There are a lot of different kinds of robot grippers (end effectors). The most common strategy when designing a robot hand is to try to replicate the human hand. However, in 2010 researchers at Cornell University and University of Chicago developed a unique approach. They created an amorphous gripper that was able to mold itself to the object that it wanted to pick up. This kind of gripper is much more versatile. In this project, I am going to show you how to make your own DIY universal gripper for your robots.
Background: How It Works
This gripper works because of a process that is called “jamming”. When a granular material such as coffee is compressed, it becomes very rigid. As the pressure increases so does the amount of friction between the individual grains. This effectively locks the grains in place.
You may have observed this phenomenon while handling bags of coffee grounds. A vacuum packed bag of coffee grounds is rock hard as long as the seal remains intact. But as soon as the seal is broken, the coffee become soft and pliable and can be poured like a fluid. This process happens with many granular materials such as rice, couscous and even sand.

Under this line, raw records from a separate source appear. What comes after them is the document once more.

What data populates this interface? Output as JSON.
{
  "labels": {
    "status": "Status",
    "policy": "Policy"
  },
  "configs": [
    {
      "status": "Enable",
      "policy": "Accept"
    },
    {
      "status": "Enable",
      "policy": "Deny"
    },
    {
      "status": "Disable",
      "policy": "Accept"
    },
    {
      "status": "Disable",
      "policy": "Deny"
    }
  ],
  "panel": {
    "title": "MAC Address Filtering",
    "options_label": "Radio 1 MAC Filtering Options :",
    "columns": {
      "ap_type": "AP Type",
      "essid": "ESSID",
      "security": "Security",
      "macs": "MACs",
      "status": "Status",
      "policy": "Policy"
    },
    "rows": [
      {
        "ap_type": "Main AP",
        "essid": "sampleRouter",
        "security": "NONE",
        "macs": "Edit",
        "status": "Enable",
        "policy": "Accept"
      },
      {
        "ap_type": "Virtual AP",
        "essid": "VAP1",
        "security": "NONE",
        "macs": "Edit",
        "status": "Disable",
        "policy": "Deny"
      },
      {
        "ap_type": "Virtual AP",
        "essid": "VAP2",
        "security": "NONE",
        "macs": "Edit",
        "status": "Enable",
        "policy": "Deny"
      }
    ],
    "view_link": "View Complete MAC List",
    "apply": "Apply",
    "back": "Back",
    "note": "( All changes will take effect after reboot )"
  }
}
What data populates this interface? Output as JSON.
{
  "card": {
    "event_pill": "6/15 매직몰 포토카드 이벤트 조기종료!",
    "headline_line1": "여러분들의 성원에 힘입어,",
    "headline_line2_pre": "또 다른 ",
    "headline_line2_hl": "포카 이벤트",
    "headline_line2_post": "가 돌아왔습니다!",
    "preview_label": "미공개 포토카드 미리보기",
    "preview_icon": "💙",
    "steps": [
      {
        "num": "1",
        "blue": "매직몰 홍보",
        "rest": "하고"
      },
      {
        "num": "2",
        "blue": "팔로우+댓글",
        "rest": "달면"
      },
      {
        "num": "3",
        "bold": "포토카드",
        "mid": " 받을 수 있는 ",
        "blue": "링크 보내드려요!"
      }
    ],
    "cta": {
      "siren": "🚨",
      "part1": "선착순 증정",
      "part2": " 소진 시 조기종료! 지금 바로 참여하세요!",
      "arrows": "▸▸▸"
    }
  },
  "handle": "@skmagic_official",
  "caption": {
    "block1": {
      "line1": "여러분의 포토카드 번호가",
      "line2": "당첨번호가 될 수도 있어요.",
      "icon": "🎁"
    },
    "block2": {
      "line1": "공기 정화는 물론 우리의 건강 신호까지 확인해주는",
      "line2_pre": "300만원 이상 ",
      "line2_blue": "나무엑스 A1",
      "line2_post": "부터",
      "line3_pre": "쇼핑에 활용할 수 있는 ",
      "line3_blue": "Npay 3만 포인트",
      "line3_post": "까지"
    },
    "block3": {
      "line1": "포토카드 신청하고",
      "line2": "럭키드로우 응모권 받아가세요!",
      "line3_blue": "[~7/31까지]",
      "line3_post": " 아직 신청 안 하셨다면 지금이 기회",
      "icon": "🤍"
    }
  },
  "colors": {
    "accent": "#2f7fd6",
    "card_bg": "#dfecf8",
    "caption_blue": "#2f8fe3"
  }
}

We are utilizing this process to make an amorphous robot gripper. A balloon is filled coffee grounds and attached to an air hose. When balloon is slightly pressurized the grounds are loose and easily rearranged. By pressing the balloon against an object, the grounds will move around it and take its shape. But when the air is sucked out of the balloon, the grounds are compressed and grip the object. The rubber surface of the balloon also helps to keep a hold of the object.
Here is a video from Cornell University that explains the process: